The Rose and the Thorn by Michael J. Sullivan: This one was awesome! Learning about Reuben was fun, and seeing Hadrian and Royce deal with everything was great. In a way it was sad. They had no idea how their actions would effect them later on down the road. They only did what they thought was right, but they're partially to blame for everything that happened in Riyria Revelations. I just loved not knowing everything that would happen, and I love Hadrian and Royce, so it worked.
The 5th Wave by Rick Yancey: Good book. I'm sad to see the movie flop. The concept was cool, but nothing special as far as plot twists go. I predicted both of them. 3/5
The Infinite Sea by Rick Yancey: Much better sequel. The plot twists were really good, the characters and action scenes were great, and all that good stuff. My only complaint is that the characters aren't much better off than when they started. They've come back to exactly where book one ended, but with some minor changes. I have no idea how he's going to wrap things up in just one book. 4.75/5
The Magicians: Ugh. I couldn't finish it. I wanted to read it because of the TV show, but when I gave up the main conflict hadn't even started, and I was a good ways into the book. If I wanted to watch someone go through life and struggle, I would write a book about my own experiences, or talk to other people. No, I read books for the fight. I want to see how characters overcome the odds if they do at all. I'm not here to read a biography.

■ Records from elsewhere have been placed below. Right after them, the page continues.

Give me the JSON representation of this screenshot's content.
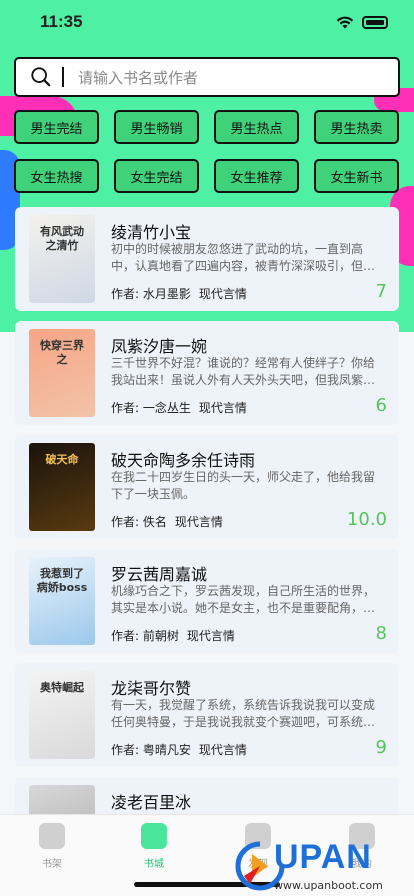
{
  "status": {
    "time": "11:35"
  },
  "search": {
    "placeholder": "请输入书名或作者"
  },
  "categories": [
    "男生完结",
    "男生畅销",
    "男生热点",
    "男生热卖",
    "女生热搜",
    "女生完结",
    "女生推荐",
    "女生新书"
  ],
  "books": [
    {
      "title": "绫清竹小宝",
      "desc": "初中的时候被朋友忽悠进了武动的坑，一直到高中，认真地看了四遍内容，被青竹深深吸引，但不甚喜…",
      "author": "作者: 水月墨影",
      "genre": "现代言情",
      "score": "7",
      "cover_text": "有风武动之清竹",
      "cover_colors": [
        "#f3f1ec",
        "#cfd8e6"
      ]
    },
    {
      "title": "凤紫汐唐一婉",
      "desc": "三千世界不好混？谁说的？经常有人使绊子？你给我站出来！虽说人外有人天外头天吧，但我凤紫汐也…",
      "author": "作者: 一念丛生",
      "genre": "现代言情",
      "score": "6",
      "cover_text": "快穿三界之",
      "cover_colors": [
        "#f7a586",
        "#f2c3a8"
      ]
    },
    {
      "title": "破天命陶多余任诗雨",
      "desc": "在我二十四岁生日的头一天，师父走了，他给我留下了一块玉佩。",
      "author": "作者: 佚名",
      "genre": "现代言情",
      "score": "10.0",
      "cover_text": "破天命",
      "cover_colors": [
        "#1a140c",
        "#5a3a10"
      ]
    },
    {
      "title": "罗云茜周嘉诚",
      "desc": "机缘巧合之下，罗云茜发现，自己所生活的世界，其实是本小说。她不是女主，也不是重要配角，只是…",
      "author": "作者: 前朝树",
      "genre": "现代言情",
      "score": "8",
      "cover_text": "我惹到了病娇boss",
      "cover_colors": [
        "#e7f2fb",
        "#9cc8ec"
      ]
    },
    {
      "title": "龙柒哥尔赞",
      "desc": "有一天，我觉醒了系统，系统告诉我说我可以变成任何奥特曼，于是我说我就变个赛迦吧，可系统却说…",
      "author": "作者: 粤晴凡安",
      "genre": "现代言情",
      "score": "9",
      "cover_text": "奥特崛起",
      "cover_colors": [
        "#f4f4f4",
        "#d9d9d9"
      ]
    },
    {
      "title": "凌老百里冰",
      "desc": "",
      "author": "",
      "genre": "",
      "score": "",
      "cover_text": "",
      "cover_colors": [
        "#d8d8d8",
        "#aaaaaa"
      ]
    }
  ],
  "tabs": [
    {
      "label": "书架",
      "icon": "bookshelf-icon"
    },
    {
      "label": "书城",
      "icon": "bookstore-icon",
      "active": true
    },
    {
      "label": "发现",
      "icon": "discover-icon"
    },
    {
      "label": "我的",
      "icon": "profile-icon"
    }
  ],
  "watermark": {
    "brand": "UPAN",
    "url": "www.upanboot.com"
  }
}
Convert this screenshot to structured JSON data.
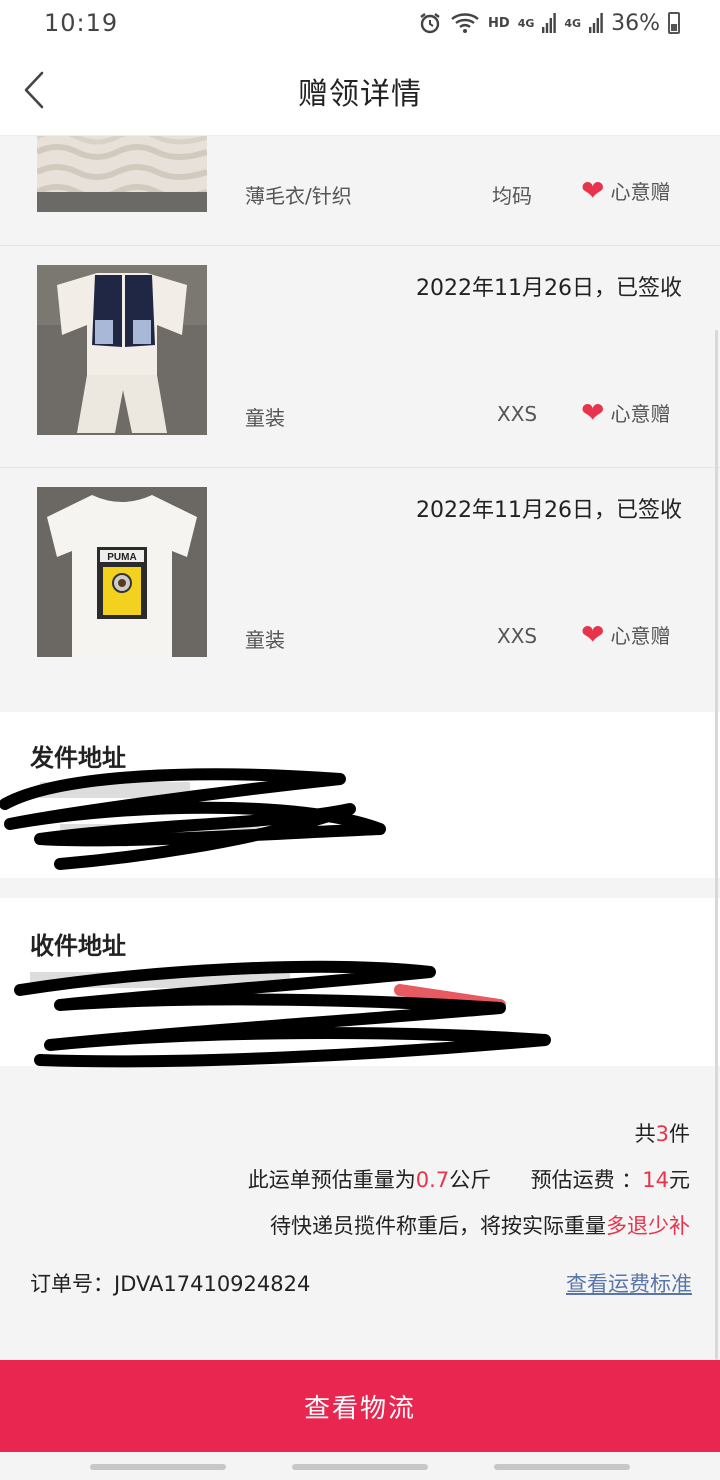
{
  "status_bar": {
    "time": "10:19",
    "network_hd": "HD",
    "signal_1": "4G",
    "signal_2": "4G",
    "battery": "36%"
  },
  "nav": {
    "title": "赠领详情",
    "back_icon": "chevron-left-icon"
  },
  "items": [
    {
      "date": "",
      "category": "薄毛衣/针织",
      "size": "均码",
      "tag": "心意赠",
      "tag_icon": "heart-icon"
    },
    {
      "date": "2022年11月26日，已签收",
      "category": "童装",
      "size": "XXS",
      "tag": "心意赠",
      "tag_icon": "heart-icon"
    },
    {
      "date": "2022年11月26日，已签收",
      "category": "童装",
      "size": "XXS",
      "tag": "心意赠",
      "tag_icon": "heart-icon",
      "shirt_logo": "PUMA"
    }
  ],
  "sender": {
    "title": "发件地址"
  },
  "receiver": {
    "title": "收件地址"
  },
  "summary": {
    "count_prefix": "共",
    "count": "3",
    "count_suffix": "件",
    "weight_prefix": "此运单预估重量为",
    "weight": "0.7",
    "weight_unit": "公斤",
    "fee_label": "预估运费 ：",
    "fee": "14",
    "fee_unit": "元",
    "note_prefix": "待快递员揽件称重后，将按实际重量",
    "note_highlight": "多退少补"
  },
  "order": {
    "label": "订单号：",
    "number": "JDVA17410924824",
    "fee_standard_link": "查看运费标准"
  },
  "actions": {
    "logistics_button": "查看物流"
  },
  "colors": {
    "accent": "#e8264f",
    "highlight": "#e8334c",
    "link": "#5a76a8",
    "background": "#f4f4f4"
  }
}
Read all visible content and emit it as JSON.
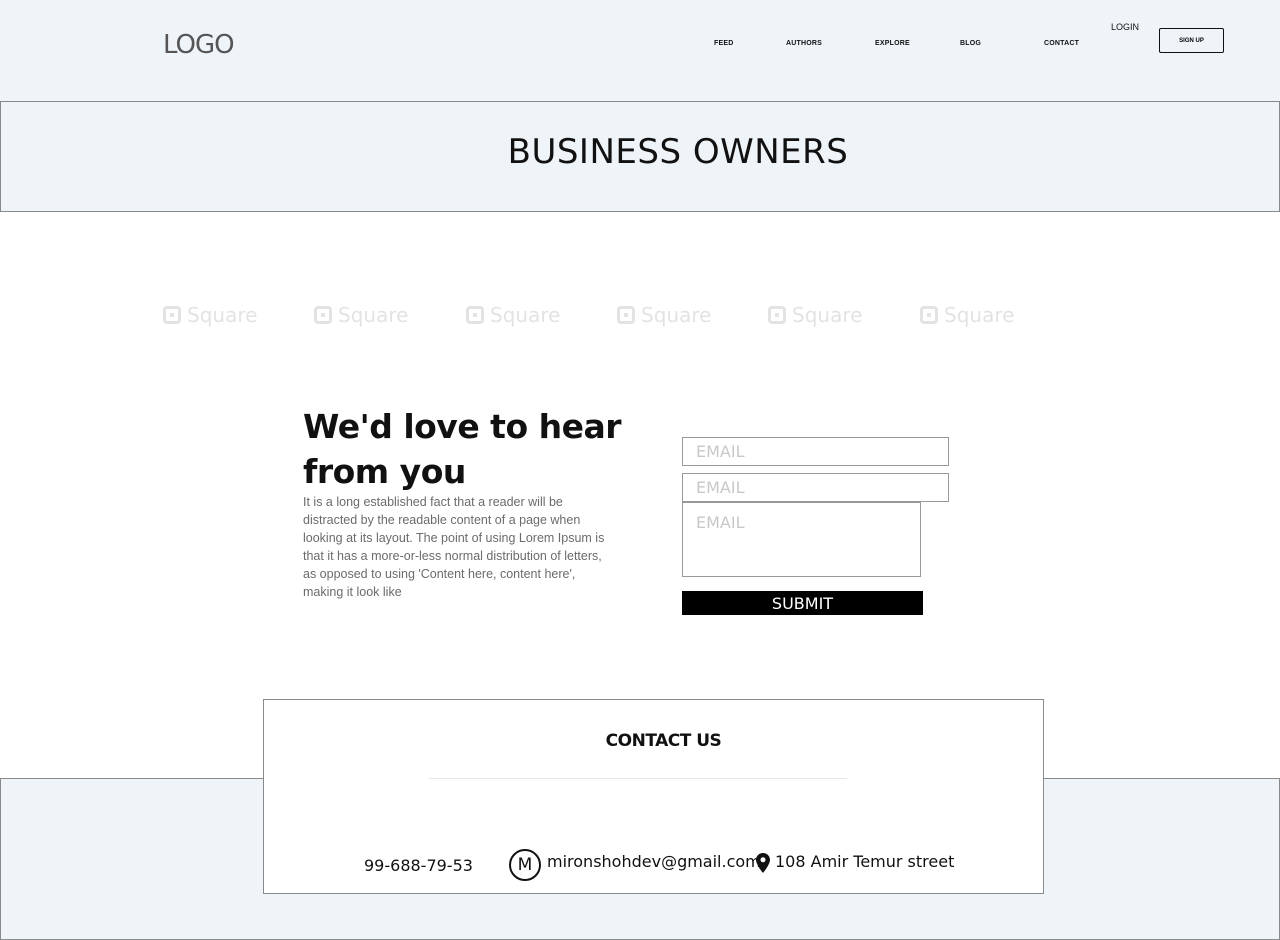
{
  "header": {
    "logo": "LOGO",
    "nav": [
      "FEED",
      "AUTHORS",
      "EXPLORE",
      "BLOG",
      "CONTACT"
    ],
    "login": "LOGIN",
    "signup": "SIGN UP"
  },
  "banner": {
    "title": "BUSINESS OWNERS"
  },
  "partners": [
    "Square",
    "Square",
    "Square",
    "Square",
    "Square",
    "Square"
  ],
  "contact_form": {
    "title": "We'd love to hear from you",
    "body": "It is a long established fact that a reader will be distracted by the readable content of a page when looking at its layout. The point of using Lorem Ipsum is that it has a more-or-less normal distribution of letters, as opposed to using 'Content here, content here', making it look like",
    "field1_placeholder": "EMAIL",
    "field2_placeholder": "EMAIL",
    "field3_placeholder": "EMAIL",
    "submit": "SUBMIT"
  },
  "contact_us": {
    "title": "CONTACT US",
    "phone": "99-688-79-53",
    "mail_icon": "M",
    "email": "mironshohdev@gmail.com",
    "address": "108 Amir Temur street"
  }
}
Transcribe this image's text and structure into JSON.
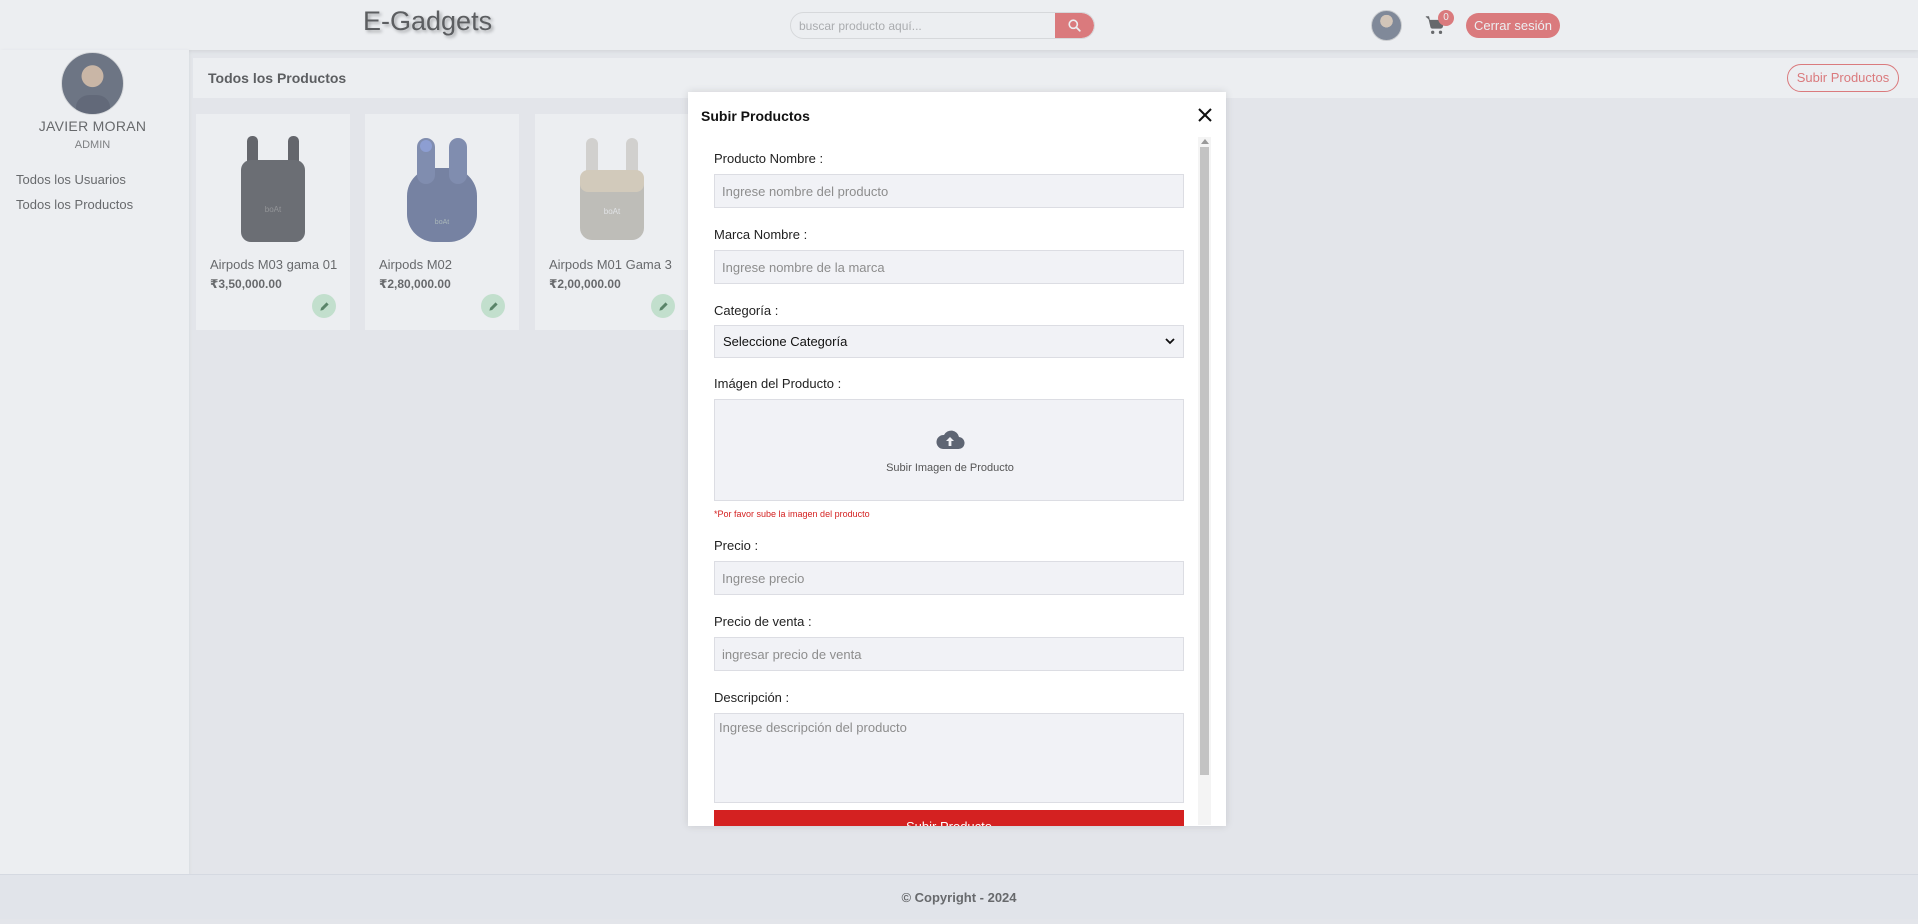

Currently reading The Death of Dulgath by Michael J. Sullivan. I'll talk about that next month I think.